Lakhdar Brahimi, the veteran Algerian diplomat, also put the ball in the regional players’ court, when he said that war and peace in Afghanistan largely depended on its neighbours – particularly India, Pakistan and Iran. “These three countries need to agree – at long last – that peace in Afghanistan is in their [collective] interest,” he said, while stressing that the US, China and Russia must see peace as a guarantor of their interests.

Mr Brahimi made an interesting point about the unanticipated consequence of the international community’s dim view of the Taliban. Blaming all those involved for the current situation, he said: “Everybody jumped to the conclusion that the Taliban was a creation of Pakistan. Even when they controlled 95 per cent of the country, the international community – including the US – failed to recognise them. That was a terrible mistake.”

Also a terrible mistake, it seems to the likes of Mr Brahimi, is if China were to rush to fill the vacuum left by the West. To assume that China and Pakistan are “taking the opportunity of US and western withdrawal to become the masters of the game in Afghanistan would be a terrible mistake – the same mistake that the Soviets have done, that the US have done [by essentially] ignoring the fact that the Afghans want to be masters in their own house”.

Indeed, Russia has learned the lessons from the erstwhile Soviet Union’s gamble when it invaded Afghanistan in 1979 before pulling out 10 years later. Moscow will know that the Taliban itself is not a threat to it, especially given they are already reportedly in contact with each other. However, the Taliban will be unable to control the cross-border threat that could be posed by other extremist groups. It, after all, has a tacit understanding with ISIS, whereby the latter will not seek any influence in Afghan domestic issues, in return for the Taliban not restricting its movements across borders into neighbouring countries. According to some estimates, ISIS commands 3,000 fighters and nine bases in Afghanistan.

ISIS has no qualms about the Taliban controlling Afghanistan, particularly given overlaps in their ideologies. ISIS could seek to make Afghanistan its new strategic base from which to push into Central Asia, China and the Caspian Sea. According to some ISIS watchers, there are indications that fighters in Syria, Iraq and Libya are being mobilised to relocate to Afghanistan following the US withdrawal.

This would not only be a cause for concern for Russia but also for China and India – given Afghanistan’s proximity to Xinjiang and Kashmir, respectively. And it is for this reason that Mr Khalilzad does not believe the US withdrawal will necessarily give the likes of China some sort of victory in Afghanistan.

One wonders, though, whether the bigger concern for the Biden administration is that the US withdrawal would lead to the revival of extremist groups, the subjugation of women, the violation of human rights and the reinvention of extremism itself.

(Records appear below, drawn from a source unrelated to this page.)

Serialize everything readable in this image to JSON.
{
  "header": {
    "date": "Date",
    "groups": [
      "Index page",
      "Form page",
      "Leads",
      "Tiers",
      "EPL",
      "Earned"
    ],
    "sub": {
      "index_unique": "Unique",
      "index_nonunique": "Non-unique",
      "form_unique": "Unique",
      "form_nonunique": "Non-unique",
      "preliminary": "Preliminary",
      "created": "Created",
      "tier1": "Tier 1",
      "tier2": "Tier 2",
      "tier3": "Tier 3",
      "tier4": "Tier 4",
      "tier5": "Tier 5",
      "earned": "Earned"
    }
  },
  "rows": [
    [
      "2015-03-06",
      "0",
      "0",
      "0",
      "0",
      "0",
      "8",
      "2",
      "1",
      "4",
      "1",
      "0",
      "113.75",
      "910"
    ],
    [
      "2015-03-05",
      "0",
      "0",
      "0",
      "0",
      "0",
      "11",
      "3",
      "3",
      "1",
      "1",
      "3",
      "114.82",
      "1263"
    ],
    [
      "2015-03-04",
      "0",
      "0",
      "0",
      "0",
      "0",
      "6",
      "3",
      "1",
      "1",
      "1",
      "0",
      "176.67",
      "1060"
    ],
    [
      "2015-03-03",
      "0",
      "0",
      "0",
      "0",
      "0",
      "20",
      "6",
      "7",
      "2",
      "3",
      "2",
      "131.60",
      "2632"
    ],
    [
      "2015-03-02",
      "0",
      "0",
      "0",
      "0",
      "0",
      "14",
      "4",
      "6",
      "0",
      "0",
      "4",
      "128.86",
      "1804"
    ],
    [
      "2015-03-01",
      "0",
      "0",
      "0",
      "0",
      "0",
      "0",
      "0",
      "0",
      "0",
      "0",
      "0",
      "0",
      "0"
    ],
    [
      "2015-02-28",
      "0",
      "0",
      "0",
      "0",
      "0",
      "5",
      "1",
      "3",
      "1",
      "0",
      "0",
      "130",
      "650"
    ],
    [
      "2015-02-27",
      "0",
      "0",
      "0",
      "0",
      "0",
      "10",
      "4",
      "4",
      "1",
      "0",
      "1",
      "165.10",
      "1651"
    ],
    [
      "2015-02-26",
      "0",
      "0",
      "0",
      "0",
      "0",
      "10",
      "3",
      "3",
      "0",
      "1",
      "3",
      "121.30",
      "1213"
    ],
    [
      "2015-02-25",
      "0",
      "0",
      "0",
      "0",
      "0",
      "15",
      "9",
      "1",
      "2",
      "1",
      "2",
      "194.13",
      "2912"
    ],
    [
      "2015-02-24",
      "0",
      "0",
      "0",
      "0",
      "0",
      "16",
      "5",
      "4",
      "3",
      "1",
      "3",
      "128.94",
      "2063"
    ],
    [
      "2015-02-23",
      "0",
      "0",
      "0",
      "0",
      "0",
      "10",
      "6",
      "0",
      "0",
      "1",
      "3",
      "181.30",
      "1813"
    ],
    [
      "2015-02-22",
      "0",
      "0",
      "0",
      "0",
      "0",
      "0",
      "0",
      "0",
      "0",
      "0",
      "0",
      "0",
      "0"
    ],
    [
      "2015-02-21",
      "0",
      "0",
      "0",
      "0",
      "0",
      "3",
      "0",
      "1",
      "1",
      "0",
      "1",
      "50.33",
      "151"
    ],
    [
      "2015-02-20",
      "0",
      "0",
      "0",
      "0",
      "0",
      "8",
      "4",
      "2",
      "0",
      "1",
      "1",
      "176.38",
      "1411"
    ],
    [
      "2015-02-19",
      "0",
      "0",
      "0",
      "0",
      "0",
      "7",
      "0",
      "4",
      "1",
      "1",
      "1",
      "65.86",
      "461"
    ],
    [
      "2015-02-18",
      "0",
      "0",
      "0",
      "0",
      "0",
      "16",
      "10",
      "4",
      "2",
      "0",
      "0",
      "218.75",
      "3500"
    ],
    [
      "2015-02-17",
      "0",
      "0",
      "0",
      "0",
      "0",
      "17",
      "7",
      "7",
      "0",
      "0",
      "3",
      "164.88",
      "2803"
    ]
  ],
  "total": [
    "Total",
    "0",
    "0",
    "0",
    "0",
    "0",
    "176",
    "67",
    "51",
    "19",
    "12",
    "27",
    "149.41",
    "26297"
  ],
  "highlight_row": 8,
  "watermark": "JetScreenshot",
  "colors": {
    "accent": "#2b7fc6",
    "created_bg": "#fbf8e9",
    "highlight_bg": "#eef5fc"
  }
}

Published: July 18th 2021, 4:00 AM
Raghida Dergham

Raghida Dergham

Raghida Dergham is the founder and executive chairwoman of the Beirut Institute and a columnist for The National